One element we don’t have control over is our Marketplace appointment schedule.  Too many forces out of our control make it impossible for all CVB’s and sports commissions to receive the schedules they want.  While we control who we request, we can’t control with whom we will meet.

Or can we?

When I received my Marketplace schedule for the 2012 Hartford Symposium, I couldn’t believe that I was granted only nine appointments out of the 31 requests I made.  Frustrated and wondering how I could justify the expense of attending, I fired off an “is this all I’m getting?” email to NASC Director of Meetings and Events, Beth Hecquet.

After discussing my concerns with Beth, I realized that my meeting with event owners didn’t have to be limited to just the scheduled appointment times.  As I reviewed the Symposium schedule, I discovered opportunities to arrange quick meetings, including the following:

  • Early in the mornings before the first session
  • While meals are being served and eaten during the general sessions
  • Between sessions
  • At the networking events
  • On the way to the networking events
  • Between the last session or appointments of the day and the evening activities
  • Between appointments
  • On the evening before the conference when people are arriving at the hotel

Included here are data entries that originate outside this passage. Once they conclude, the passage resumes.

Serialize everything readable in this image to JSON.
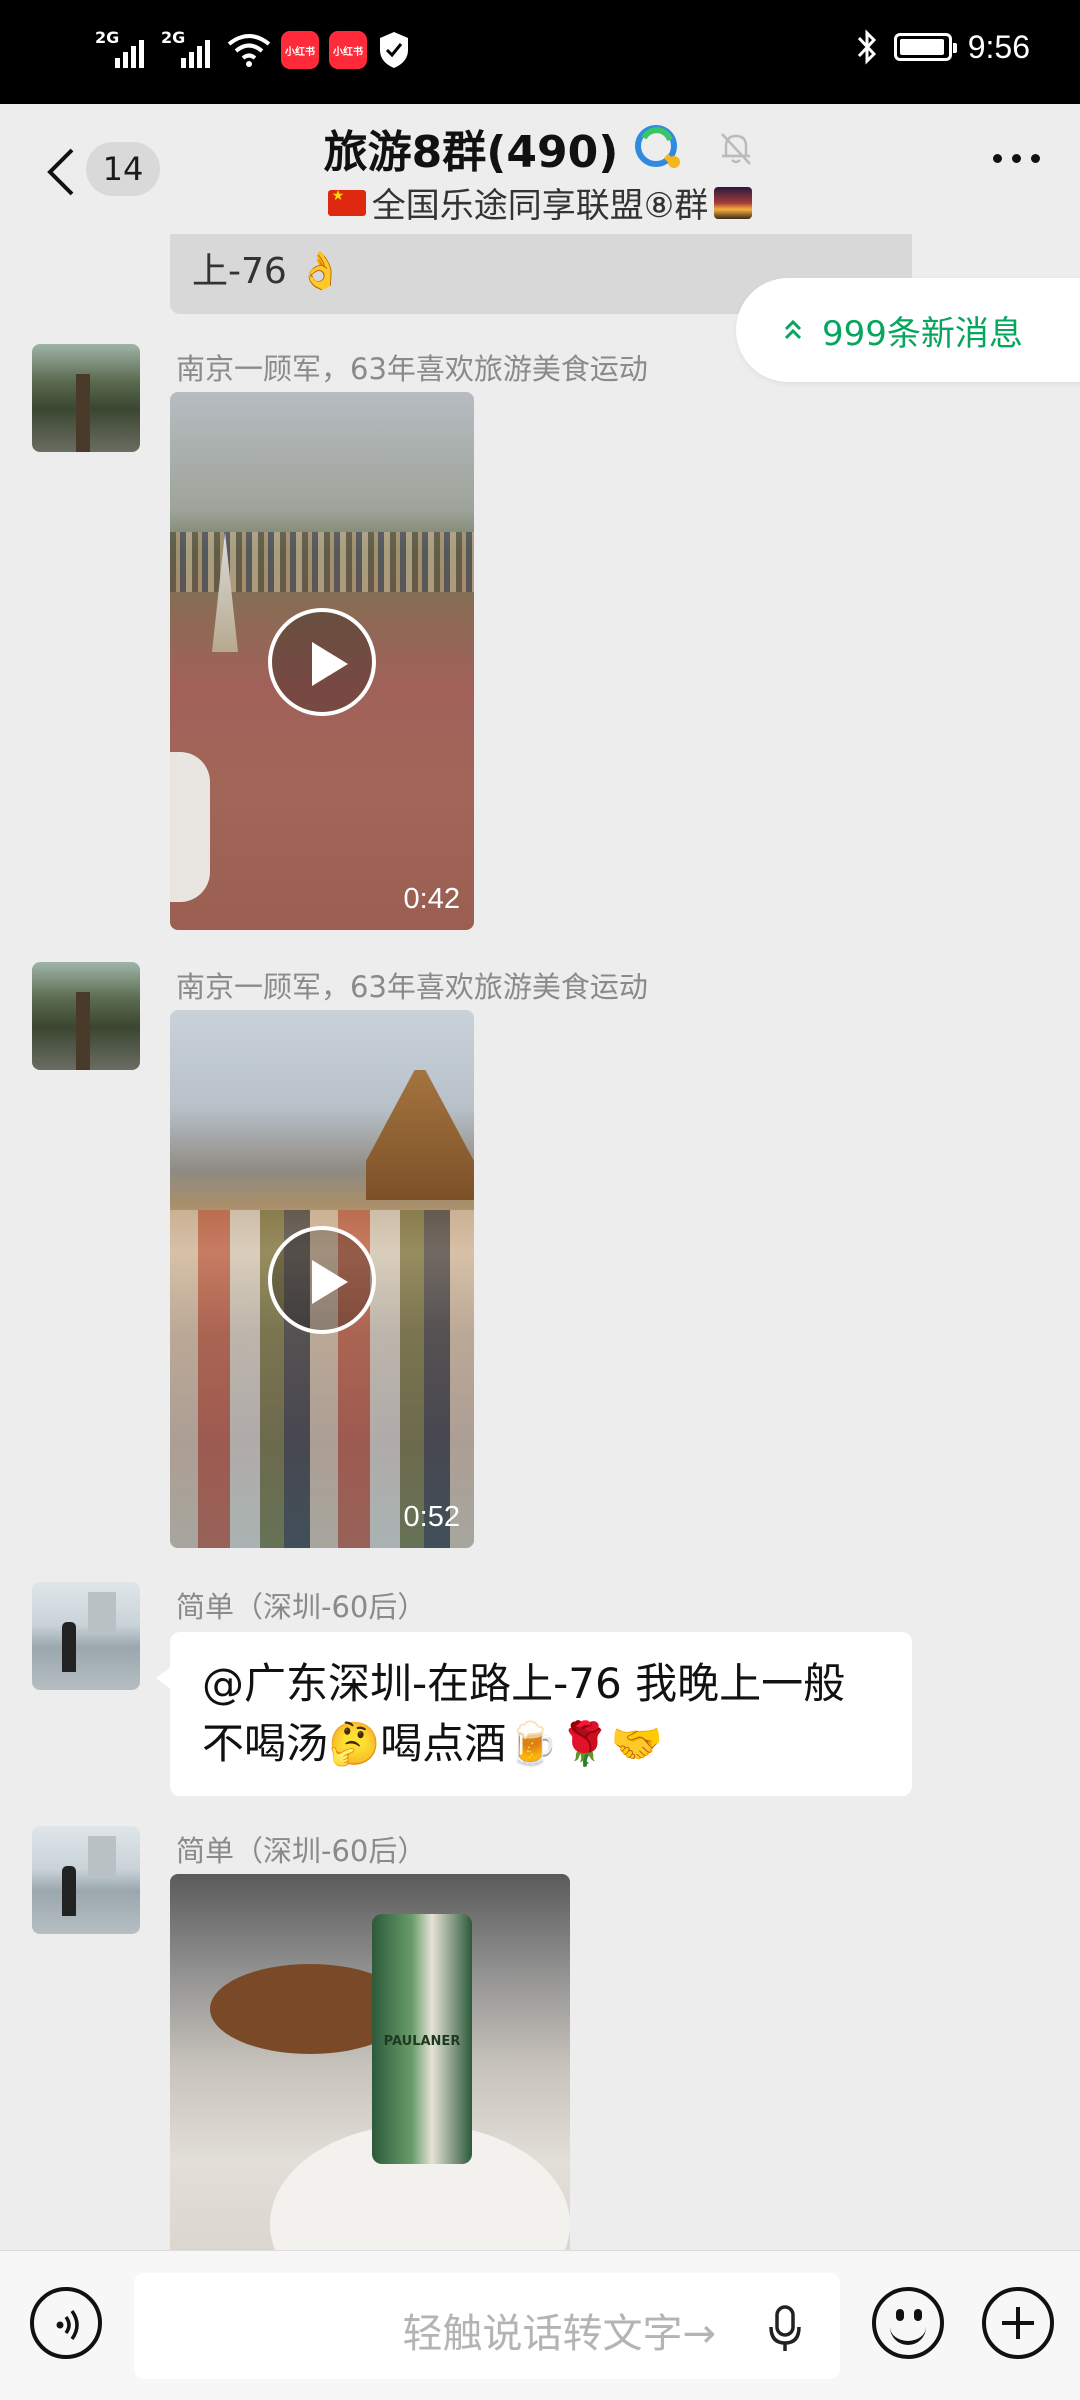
{
  "status_bar": {
    "sim1": "2G",
    "sim2": "2G",
    "app_badges": [
      "小红书",
      "小红书"
    ],
    "time": "9:56"
  },
  "header": {
    "unread_count": "14",
    "title": "旅游8群(490)",
    "subtitle": "全国乐途同享联盟⑧群"
  },
  "chat": {
    "prev_bubble_tail": "上-76 👌",
    "new_messages": "999条新消息",
    "messages": [
      {
        "sender": "南京一顾军，63年喜欢旅游美食运动",
        "type": "video",
        "duration": "0:42"
      },
      {
        "sender": "南京一顾军，63年喜欢旅游美食运动",
        "type": "video",
        "duration": "0:52"
      },
      {
        "sender": "简单（深圳-60后）",
        "type": "text",
        "text": "@广东深圳-在路上-76  我晚上一般不喝汤🤔喝点酒🍺🌹🤝"
      },
      {
        "sender": "简单（深圳-60后）",
        "type": "image"
      }
    ]
  },
  "input": {
    "placeholder": "轻触说话转文字→"
  }
}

Once I realized I could find time, I began contacting those with whom I wanted to meet but who didn’t show on my schedule.  There were a few who didn’t respond, but most were willing to meet.   A couple said that they were as anxious to meet with me as I was with them but they simply didn’t have enough appointment slots.  By the time the conference was over I felt like I achieved my goals.  It took a little bit of extra work, but it was worth it.  And perhaps, more importantly, it reminded me that, like anything else, you’ll get out of the conference what you put into it.